→ **Aim of the task**
Leaving out the images, reproduce every line of the data that follows exactly.

[Source records]
──────

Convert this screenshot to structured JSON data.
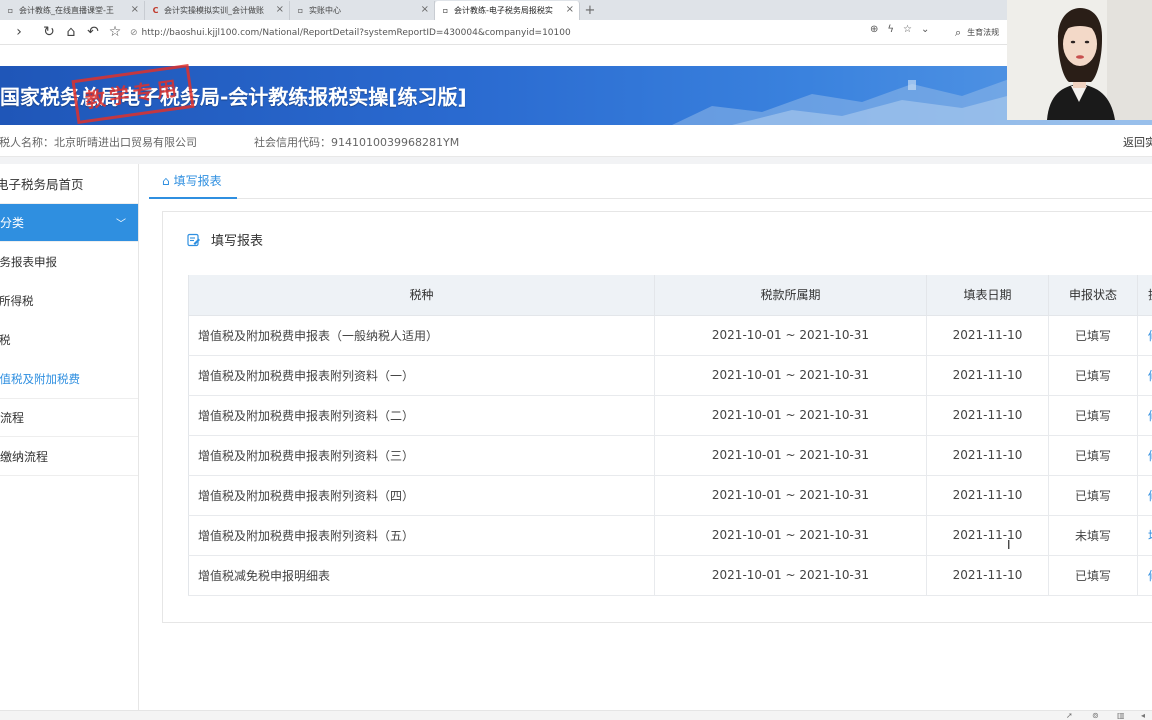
{
  "browser": {
    "tabs": [
      {
        "title": "会计教练_在线直播课堂-王",
        "active": false
      },
      {
        "title": "会计实操模拟实训_会计做账",
        "active": false
      },
      {
        "title": "实账中心",
        "active": false
      },
      {
        "title": "会计教练-电子税务局报税实",
        "active": true
      }
    ],
    "new_tab": "+",
    "url": "http://baoshui.kjjl100.com/National/ReportDetail?systemReportID=430004&companyid=10100",
    "search_text": "生育法规"
  },
  "banner": {
    "title": "国家税务总局电子税务局-会计教练报税实操[练习版]",
    "stamp": "教学专用"
  },
  "info": {
    "taxpayer_name": "纳税人名称：北京昕晴进出口贸易有限公司",
    "credit_code": "社会信用代码：9141010039968281YM",
    "return_link": "返回实"
  },
  "sidebar": {
    "items": [
      {
        "label": "电子税务局首页",
        "kind": "home"
      },
      {
        "label": "申报分类",
        "kind": "group"
      },
      {
        "label": "财务报表申报",
        "kind": "sub"
      },
      {
        "label": "个人所得税",
        "kind": "sub"
      },
      {
        "label": "印花税",
        "kind": "sub"
      },
      {
        "label": "增值税及附加税费",
        "kind": "sub-active"
      },
      {
        "label": "申报流程",
        "kind": "plain"
      },
      {
        "label": "税款缴纳流程",
        "kind": "plain"
      }
    ]
  },
  "main": {
    "tab_label": "填写报表",
    "panel_title": "填写报表",
    "table": {
      "headers": [
        "税种",
        "税款所属期",
        "填表日期",
        "申报状态",
        "操作"
      ],
      "rows": [
        {
          "name": "增值税及附加税费申报表（一般纳税人适用）",
          "period": "2021-10-01 ~ 2021-10-31",
          "date": "2021-11-10",
          "status": "已填写",
          "action": "修改"
        },
        {
          "name": "增值税及附加税费申报表附列资料（一）",
          "period": "2021-10-01 ~ 2021-10-31",
          "date": "2021-11-10",
          "status": "已填写",
          "action": "修改"
        },
        {
          "name": "增值税及附加税费申报表附列资料（二）",
          "period": "2021-10-01 ~ 2021-10-31",
          "date": "2021-11-10",
          "status": "已填写",
          "action": "修改"
        },
        {
          "name": "增值税及附加税费申报表附列资料（三）",
          "period": "2021-10-01 ~ 2021-10-31",
          "date": "2021-11-10",
          "status": "已填写",
          "action": "修改"
        },
        {
          "name": "增值税及附加税费申报表附列资料（四）",
          "period": "2021-10-01 ~ 2021-10-31",
          "date": "2021-11-10",
          "status": "已填写",
          "action": "修改"
        },
        {
          "name": "增值税及附加税费申报表附列资料（五）",
          "period": "2021-10-01 ~ 2021-10-31",
          "date": "2021-11-10",
          "status": "未填写",
          "action": "填写"
        },
        {
          "name": "增值税减免税申报明细表",
          "period": "2021-10-01 ~ 2021-10-31",
          "date": "2021-11-10",
          "status": "已填写",
          "action": "修改"
        }
      ]
    }
  },
  "colors": {
    "accent": "#2f8fe0",
    "banner": "#2a6ad0",
    "stamp": "#e0312b",
    "header_bg": "#eef2f6"
  }
}
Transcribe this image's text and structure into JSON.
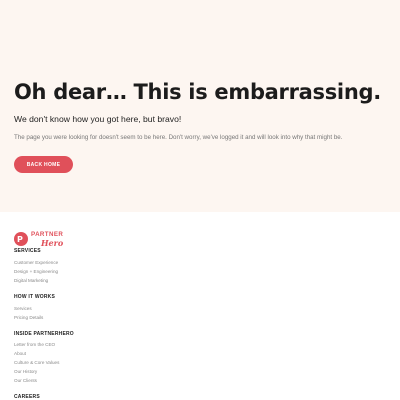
{
  "hero": {
    "title": "Oh dear… This is embarrassing.",
    "subtitle": "We don't know how you got here, but bravo!",
    "description": "The page you were looking for doesn't seem to be here. Don't worry, we've logged it and will look into why that might be.",
    "button_label": "BACK HOME"
  },
  "logo": {
    "word_top": "PARTNER",
    "word_bottom": "Hero"
  },
  "footer": {
    "services": {
      "heading": "SERVICES",
      "links": [
        "Customer Experience",
        "Design + Engineering",
        "Digital Marketing"
      ]
    },
    "how_it_works": {
      "heading": "HOW IT WORKS",
      "links": [
        "Services",
        "Pricing Details"
      ]
    },
    "inside": {
      "heading": "INSIDE PARTNERHERO",
      "links": [
        "Letter from the CEO",
        "About",
        "Culture & Core Values",
        "Our History",
        "Our Clients"
      ]
    },
    "careers": {
      "heading": "CAREERS"
    }
  },
  "colors": {
    "accent": "#e0505a",
    "hero_background": "#fdf6f1"
  }
}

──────

→ **Answer area**
Convert this screenshot to structured JSON data.
{
  "browser": {
    "tabs": [
      {
        "title": "会计教练_在线直播课堂-王",
        "active": false
      },
      {
        "title": "会计实操模拟实训_会计做账",
        "active": false
      },
      {
        "title": "实账中心",
        "active": false
      },
      {
        "title": "会计教练-电子税务局报税实",
        "active": true
      }
    ],
    "new_tab": "+",
    "url": "http://baoshui.kjjl100.com/National/ReportDetail?systemReportID=430004&companyid=10100",
    "search_text": "生育法规"
  },
  "banner": {
    "title": "国家税务总局电子税务局-会计教练报税实操[练习版]",
    "stamp": "教学专用"
  },
  "info": {
    "taxpayer_name": "纳税人名称：北京昕晴进出口贸易有限公司",
    "credit_code": "社会信用代码：9141010039968281YM",
    "return_link": "返回实"
  },
  "sidebar": {
    "items": [
      {
        "label": "电子税务局首页",
        "kind": "home"
      },
      {
        "label": "申报分类",
        "kind": "group"
      },
      {
        "label": "财务报表申报",
        "kind": "sub"
      },
      {
        "label": "个人所得税",
        "kind": "sub"
      },
      {
        "label": "印花税",
        "kind": "sub"
      },
      {
        "label": "增值税及附加税费",
        "kind": "sub-active"
      },
      {
        "label": "申报流程",
        "kind": "plain"
      },
      {
        "label": "税款缴纳流程",
        "kind": "plain"
      }
    ]
  },
  "main": {
    "tab_label": "填写报表",
    "panel_title": "填写报表",
    "table": {
      "headers": [
        "税种",
        "税款所属期",
        "填表日期",
        "申报状态",
        "操作"
      ],
      "rows": [
        {
          "name": "增值税及附加税费申报表（一般纳税人适用）",
          "period": "2021-10-01 ~ 2021-10-31",
          "date": "2021-11-10",
          "status": "已填写",
          "action": "修改"
        },
        {
          "name": "增值税及附加税费申报表附列资料（一）",
          "period": "2021-10-01 ~ 2021-10-31",
          "date": "2021-11-10",
          "status": "已填写",
          "action": "修改"
        },
        {
          "name": "增值税及附加税费申报表附列资料（二）",
          "period": "2021-10-01 ~ 2021-10-31",
          "date": "2021-11-10",
          "status": "已填写",
          "action": "修改"
        },
        {
          "name": "增值税及附加税费申报表附列资料（三）",
          "period": "2021-10-01 ~ 2021-10-31",
          "date": "2021-11-10",
          "status": "已填写",
          "action": "修改"
        },
        {
          "name": "增值税及附加税费申报表附列资料（四）",
          "period": "2021-10-01 ~ 2021-10-31",
          "date": "2021-11-10",
          "status": "已填写",
          "action": "修改"
        },
        {
          "name": "增值税及附加税费申报表附列资料（五）",
          "period": "2021-10-01 ~ 2021-10-31",
          "date": "2021-11-10",
          "status": "未填写",
          "action": "填写"
        },
        {
          "name": "增值税减免税申报明细表",
          "period": "2021-10-01 ~ 2021-10-31",
          "date": "2021-11-10",
          "status": "已填写",
          "action": "修改"
        }
      ]
    }
  },
  "colors": {
    "accent": "#2f8fe0",
    "banner": "#2a6ad0",
    "stamp": "#e0312b",
    "header_bg": "#eef2f6"
  }
}
Transcribe this image's text and structure into JSON.
{
  "hero": {
    "title": "Oh dear… This is embarrassing.",
    "subtitle": "We don't know how you got here, but bravo!",
    "description": "The page you were looking for doesn't seem to be here. Don't worry, we've logged it and will look into why that might be.",
    "button_label": "BACK HOME"
  },
  "logo": {
    "word_top": "PARTNER",
    "word_bottom": "Hero"
  },
  "footer": {
    "services": {
      "heading": "SERVICES",
      "links": [
        "Customer Experience",
        "Design + Engineering",
        "Digital Marketing"
      ]
    },
    "how_it_works": {
      "heading": "HOW IT WORKS",
      "links": [
        "Services",
        "Pricing Details"
      ]
    },
    "inside": {
      "heading": "INSIDE PARTNERHERO",
      "links": [
        "Letter from the CEO",
        "About",
        "Culture & Core Values",
        "Our History",
        "Our Clients"
      ]
    },
    "careers": {
      "heading": "CAREERS"
    }
  },
  "colors": {
    "accent": "#e0505a",
    "hero_background": "#fdf6f1"
  }
}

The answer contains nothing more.